## Exercise details
Please retype all of the data below, word for word.
── Information given
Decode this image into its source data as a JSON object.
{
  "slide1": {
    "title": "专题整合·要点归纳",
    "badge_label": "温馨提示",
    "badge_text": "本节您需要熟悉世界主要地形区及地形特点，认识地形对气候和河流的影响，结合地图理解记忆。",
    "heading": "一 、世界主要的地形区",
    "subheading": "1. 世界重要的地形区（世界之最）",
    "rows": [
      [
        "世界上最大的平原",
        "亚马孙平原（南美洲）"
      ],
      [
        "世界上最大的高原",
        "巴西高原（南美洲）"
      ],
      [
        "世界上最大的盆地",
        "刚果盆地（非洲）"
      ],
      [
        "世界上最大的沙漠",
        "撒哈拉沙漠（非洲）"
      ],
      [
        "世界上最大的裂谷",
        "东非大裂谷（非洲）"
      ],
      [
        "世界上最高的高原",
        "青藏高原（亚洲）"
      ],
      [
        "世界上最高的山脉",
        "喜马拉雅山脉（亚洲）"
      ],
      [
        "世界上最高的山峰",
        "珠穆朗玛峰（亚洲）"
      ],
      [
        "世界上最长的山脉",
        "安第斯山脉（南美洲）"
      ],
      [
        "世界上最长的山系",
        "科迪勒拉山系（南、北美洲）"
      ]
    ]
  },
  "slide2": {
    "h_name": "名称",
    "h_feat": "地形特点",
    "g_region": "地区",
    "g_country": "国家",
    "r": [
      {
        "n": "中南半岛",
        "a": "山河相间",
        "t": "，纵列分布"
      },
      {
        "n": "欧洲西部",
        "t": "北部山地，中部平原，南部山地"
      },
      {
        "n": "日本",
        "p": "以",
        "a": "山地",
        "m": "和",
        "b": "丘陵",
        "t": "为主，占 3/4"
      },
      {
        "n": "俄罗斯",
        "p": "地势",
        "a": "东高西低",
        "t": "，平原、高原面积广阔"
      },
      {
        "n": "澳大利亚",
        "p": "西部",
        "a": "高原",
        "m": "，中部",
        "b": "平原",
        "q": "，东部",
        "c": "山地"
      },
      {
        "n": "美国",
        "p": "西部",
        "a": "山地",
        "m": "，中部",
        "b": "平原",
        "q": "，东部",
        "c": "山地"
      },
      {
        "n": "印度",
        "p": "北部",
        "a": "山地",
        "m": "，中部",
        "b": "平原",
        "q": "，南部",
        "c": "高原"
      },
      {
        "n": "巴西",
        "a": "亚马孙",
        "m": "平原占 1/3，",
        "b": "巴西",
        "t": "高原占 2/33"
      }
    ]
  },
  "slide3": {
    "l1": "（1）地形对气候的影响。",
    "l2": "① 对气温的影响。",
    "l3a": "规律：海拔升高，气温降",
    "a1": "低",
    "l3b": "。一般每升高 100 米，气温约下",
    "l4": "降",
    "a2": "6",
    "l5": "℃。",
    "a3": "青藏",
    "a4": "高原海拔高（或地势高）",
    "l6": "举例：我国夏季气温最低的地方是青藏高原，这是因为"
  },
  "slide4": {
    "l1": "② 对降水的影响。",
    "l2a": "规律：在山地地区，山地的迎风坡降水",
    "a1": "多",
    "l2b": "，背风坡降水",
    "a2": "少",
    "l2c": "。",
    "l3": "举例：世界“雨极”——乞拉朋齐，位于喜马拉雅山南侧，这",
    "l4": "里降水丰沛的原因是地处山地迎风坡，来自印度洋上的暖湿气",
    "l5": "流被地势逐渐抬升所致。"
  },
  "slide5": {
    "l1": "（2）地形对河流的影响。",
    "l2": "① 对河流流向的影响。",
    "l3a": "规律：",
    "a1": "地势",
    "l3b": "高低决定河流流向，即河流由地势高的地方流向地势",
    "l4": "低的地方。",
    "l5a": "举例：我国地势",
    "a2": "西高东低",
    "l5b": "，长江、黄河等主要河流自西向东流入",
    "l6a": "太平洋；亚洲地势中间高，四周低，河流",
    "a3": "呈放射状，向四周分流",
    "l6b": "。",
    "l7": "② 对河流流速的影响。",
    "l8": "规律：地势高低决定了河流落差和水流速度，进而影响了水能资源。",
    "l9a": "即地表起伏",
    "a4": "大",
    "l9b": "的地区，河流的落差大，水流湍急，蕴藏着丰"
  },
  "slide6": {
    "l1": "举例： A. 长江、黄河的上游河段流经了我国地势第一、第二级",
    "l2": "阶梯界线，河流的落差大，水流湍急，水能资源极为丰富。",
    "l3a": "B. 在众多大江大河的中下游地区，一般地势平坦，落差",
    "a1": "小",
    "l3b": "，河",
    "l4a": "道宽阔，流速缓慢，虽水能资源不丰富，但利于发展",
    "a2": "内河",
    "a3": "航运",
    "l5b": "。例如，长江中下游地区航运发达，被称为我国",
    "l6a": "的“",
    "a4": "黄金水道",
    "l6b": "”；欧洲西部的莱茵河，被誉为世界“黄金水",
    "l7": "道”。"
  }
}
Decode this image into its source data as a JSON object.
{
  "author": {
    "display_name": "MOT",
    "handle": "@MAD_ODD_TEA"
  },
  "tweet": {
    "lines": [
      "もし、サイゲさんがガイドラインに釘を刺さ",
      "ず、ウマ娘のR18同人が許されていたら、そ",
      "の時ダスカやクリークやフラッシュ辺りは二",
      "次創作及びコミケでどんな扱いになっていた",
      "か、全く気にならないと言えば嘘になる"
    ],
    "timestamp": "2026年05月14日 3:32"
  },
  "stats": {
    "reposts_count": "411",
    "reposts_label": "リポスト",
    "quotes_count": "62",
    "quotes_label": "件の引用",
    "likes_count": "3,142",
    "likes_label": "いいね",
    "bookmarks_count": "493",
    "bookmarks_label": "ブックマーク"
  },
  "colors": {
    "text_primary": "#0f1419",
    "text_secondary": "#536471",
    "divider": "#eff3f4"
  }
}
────
## Your response
Decode this image into its source data as a JSON object.
{
  "slide1": {
    "title": "专题整合·要点归纳",
    "badge_label": "温馨提示",
    "badge_text": "本节您需要熟悉世界主要地形区及地形特点，认识地形对气候和河流的影响，结合地图理解记忆。",
    "heading": "一 、世界主要的地形区",
    "subheading": "1. 世界重要的地形区（世界之最）",
    "rows": [
      [
        "世界上最大的平原",
        "亚马孙平原（南美洲）"
      ],
      [
        "世界上最大的高原",
        "巴西高原（南美洲）"
      ],
      [
        "世界上最大的盆地",
        "刚果盆地（非洲）"
      ],
      [
        "世界上最大的沙漠",
        "撒哈拉沙漠（非洲）"
      ],
      [
        "世界上最大的裂谷",
        "东非大裂谷（非洲）"
      ],
      [
        "世界上最高的高原",
        "青藏高原（亚洲）"
      ],
      [
        "世界上最高的山脉",
        "喜马拉雅山脉（亚洲）"
      ],
      [
        "世界上最高的山峰",
        "珠穆朗玛峰（亚洲）"
      ],
      [
        "世界上最长的山脉",
        "安第斯山脉（南美洲）"
      ],
      [
        "世界上最长的山系",
        "科迪勒拉山系（南、北美洲）"
      ]
    ]
  },
  "slide2": {
    "h_name": "名称",
    "h_feat": "地形特点",
    "g_region": "地区",
    "g_country": "国家",
    "r": [
      {
        "n": "中南半岛",
        "a": "山河相间",
        "t": "，纵列分布"
      },
      {
        "n": "欧洲西部",
        "t": "北部山地，中部平原，南部山地"
      },
      {
        "n": "日本",
        "p": "以",
        "a": "山地",
        "m": "和",
        "b": "丘陵",
        "t": "为主，占 3/4"
      },
      {
        "n": "俄罗斯",
        "p": "地势",
        "a": "东高西低",
        "t": "，平原、高原面积广阔"
      },
      {
        "n": "澳大利亚",
        "p": "西部",
        "a": "高原",
        "m": "，中部",
        "b": "平原",
        "q": "，东部",
        "c": "山地"
      },
      {
        "n": "美国",
        "p": "西部",
        "a": "山地",
        "m": "，中部",
        "b": "平原",
        "q": "，东部",
        "c": "山地"
      },
      {
        "n": "印度",
        "p": "北部",
        "a": "山地",
        "m": "，中部",
        "b": "平原",
        "q": "，南部",
        "c": "高原"
      },
      {
        "n": "巴西",
        "a": "亚马孙",
        "m": "平原占 1/3，",
        "b": "巴西",
        "t": "高原占 2/33"
      }
    ]
  },
  "slide3": {
    "l1": "（1）地形对气候的影响。",
    "l2": "① 对气温的影响。",
    "l3a": "规律：海拔升高，气温降",
    "a1": "低",
    "l3b": "。一般每升高 100 米，气温约下",
    "l4": "降",
    "a2": "6",
    "l5": "℃。",
    "a3": "青藏",
    "a4": "高原海拔高（或地势高）",
    "l6": "举例：我国夏季气温最低的地方是青藏高原，这是因为"
  },
  "slide4": {
    "l1": "② 对降水的影响。",
    "l2a": "规律：在山地地区，山地的迎风坡降水",
    "a1": "多",
    "l2b": "，背风坡降水",
    "a2": "少",
    "l2c": "。",
    "l3": "举例：世界“雨极”——乞拉朋齐，位于喜马拉雅山南侧，这",
    "l4": "里降水丰沛的原因是地处山地迎风坡，来自印度洋上的暖湿气",
    "l5": "流被地势逐渐抬升所致。"
  },
  "slide5": {
    "l1": "（2）地形对河流的影响。",
    "l2": "① 对河流流向的影响。",
    "l3a": "规律：",
    "a1": "地势",
    "l3b": "高低决定河流流向，即河流由地势高的地方流向地势",
    "l4": "低的地方。",
    "l5a": "举例：我国地势",
    "a2": "西高东低",
    "l5b": "，长江、黄河等主要河流自西向东流入",
    "l6a": "太平洋；亚洲地势中间高，四周低，河流",
    "a3": "呈放射状，向四周分流",
    "l6b": "。",
    "l7": "② 对河流流速的影响。",
    "l8": "规律：地势高低决定了河流落差和水流速度，进而影响了水能资源。",
    "l9a": "即地表起伏",
    "a4": "大",
    "l9b": "的地区，河流的落差大，水流湍急，蕴藏着丰"
  },
  "slide6": {
    "l1": "举例： A. 长江、黄河的上游河段流经了我国地势第一、第二级",
    "l2": "阶梯界线，河流的落差大，水流湍急，水能资源极为丰富。",
    "l3a": "B. 在众多大江大河的中下游地区，一般地势平坦，落差",
    "a1": "小",
    "l3b": "，河",
    "l4a": "道宽阔，流速缓慢，虽水能资源不丰富，但利于发展",
    "a2": "内河",
    "a3": "航运",
    "l5b": "。例如，长江中下游地区航运发达，被称为我国",
    "l6a": "的“",
    "a4": "黄金水道",
    "l6b": "”；欧洲西部的莱茵河，被誉为世界“黄金水",
    "l7": "道”。"
  }
}
Decode this image into its source data as a JSON object.
{
  "author": {
    "display_name": "MOT",
    "handle": "@MAD_ODD_TEA"
  },
  "tweet": {
    "lines": [
      "もし、サイゲさんがガイドラインに釘を刺さ",
      "ず、ウマ娘のR18同人が許されていたら、そ",
      "の時ダスカやクリークやフラッシュ辺りは二",
      "次創作及びコミケでどんな扱いになっていた",
      "か、全く気にならないと言えば嘘になる"
    ],
    "timestamp": "2026年05月14日 3:32"
  },
  "stats": {
    "reposts_count": "411",
    "reposts_label": "リポスト",
    "quotes_count": "62",
    "quotes_label": "件の引用",
    "likes_count": "3,142",
    "likes_label": "いいね",
    "bookmarks_count": "493",
    "bookmarks_label": "ブックマーク"
  },
  "colors": {
    "text_primary": "#0f1419",
    "text_secondary": "#536471",
    "divider": "#eff3f4"
  }
}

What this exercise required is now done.